Now, bibs are pretty much needed for teething when they are drooling all the time, and also for breastfeeding! By putting a bib on your child when breastfeeding, it’ll help collect any leaks and spitting and/or drool. I’ve learned that not any bib will do, but bandanna bibs!
Why bandanna bibs? Because they wrap closer to their neck which doesn’t leave any gaps for liquids to go down to his top, when breastfeeding my baby I’ve noticed the bandanna would gather and scrunch together a bit making like a barrier (without suffocating the baby), so the milk sliding down his chin or the side of his mouth would be caught on that gathering of cloth. Make sure also that bibs are made of cotton and lined with soft fleece. Oh! And poppers are better than Velcro.
I’ve noticed some bibs have some stuff hanging from them like chewing toys and/or cords for soothers. Not wanting to be too overprotective but I found them irrelevant and somehow potentially dangerous. Those hanging objects if caught somewhere else could fatally injure the baby’s neck. Wonder why industrial workers need to wear hats and/or all hair gathered up in a bun?
The nursing pillow is an item that some mum will find it a waste of money, yet to me it proved very helpful. I’ll tell you why.
- Reclining Pillow. I bought it on the second trimester of pregnancy, and I was starting to feel a bit heavy. Reclining on anything hard was not ideal as there was an added weight and the muscles of my lower back were starting to be a bit sore or sensitive. I used then the pillow which gave me the additional support, my husband looked like he wanted another one for himself, mostly when reading his books in bed (I’ve let him had it a couple of times, and some other to beg for it!).
- Nursing Pillow. When I had Bee it fulfilled its purpose as a nursing pillow, and it was very helpful indeed, without it I felt a heavy tension in my arms after holding the baby a while in that position, not a very comfortable one but eventually you get used to it.
- Baby sitting throne pillow. When Bee was 5 months we started sitting him a bit every day, we used the pillow as if it was his throne and he loved it, sometimes he would fall back and slouch yet he loved it. We would sit on front of him to catch him if he fell onward. We also used it for him to lie on his tummy, he wasn’t very keen with tummy time so he didn’t enjoy it much.
Hair clip or scrunchies
You are wondering why is it so important, right? Well, if your hair is shorter than the level of your chin than skip this one! But if it’s longer than that, imagine feeding your baby when your hair gets on your face, or gets stuck on the chair or wherever you are reclining on to. Or that your baby decides to pull it. You won’t be able to put it up, basically you’ll only one hand free to do it, but lets face it, why to bother trying? There’s a saying, Better to prevent rather than trying to fix it!
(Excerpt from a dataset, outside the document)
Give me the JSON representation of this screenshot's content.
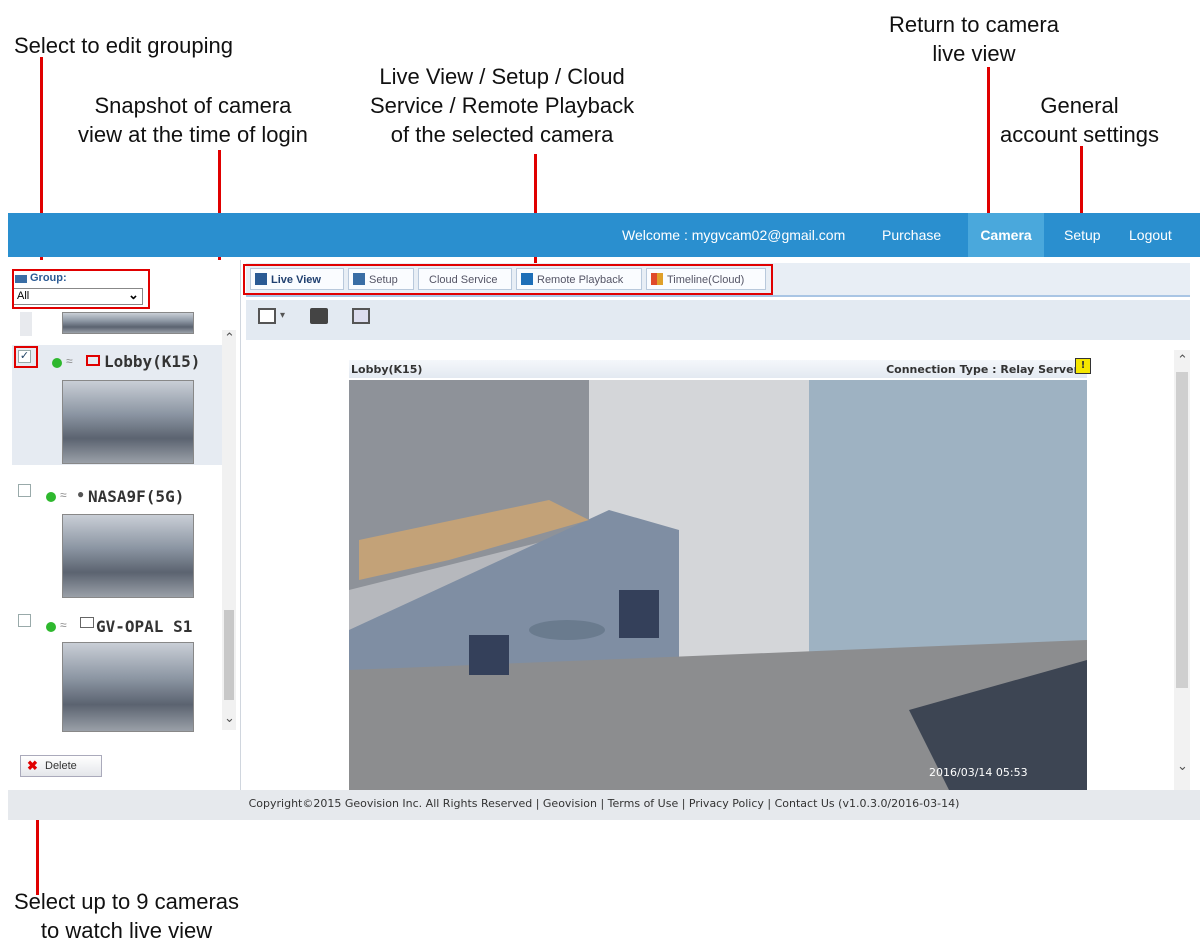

I use hair clip claws like the ones of Revlon’s strong hair clips.
Thermal mug with straw/sip
When you breastfeed you’ll feel very thirsty, which is pretty normal after all you are feeding your baby from your liquid reservoir, which consequently it dehydrates you. One of the things my midwife told me on day one was, drink a cup of well diluted tea (check which you are allowed as some are prohibited when nursing) or water every hour or half an hour!
I borrowed my husband’s Thermos and had to buy a special straw for it, I love hot chocolate and peppermint tea, but as you are aware, drinking hot drinks while having your baby on your arms is not very wise. Yet, with precautions like drinking from a sippy Thermos cup or with a straw in an enclosed cup does reduce any chances of spilling.
Am I missing any accessory you think is way more important than these? Please share it with us by commenting below! We appreciate any ideas or advice 🙂
With joy and light,
If you are breastfeeding one of the things you normally buy are breast pads, if you don’t buy it before having the baby, eventually you’ll buy some as the breasts tend to leak. There’s two types available so far: reusable breastfeeding pads and disposable ones. […]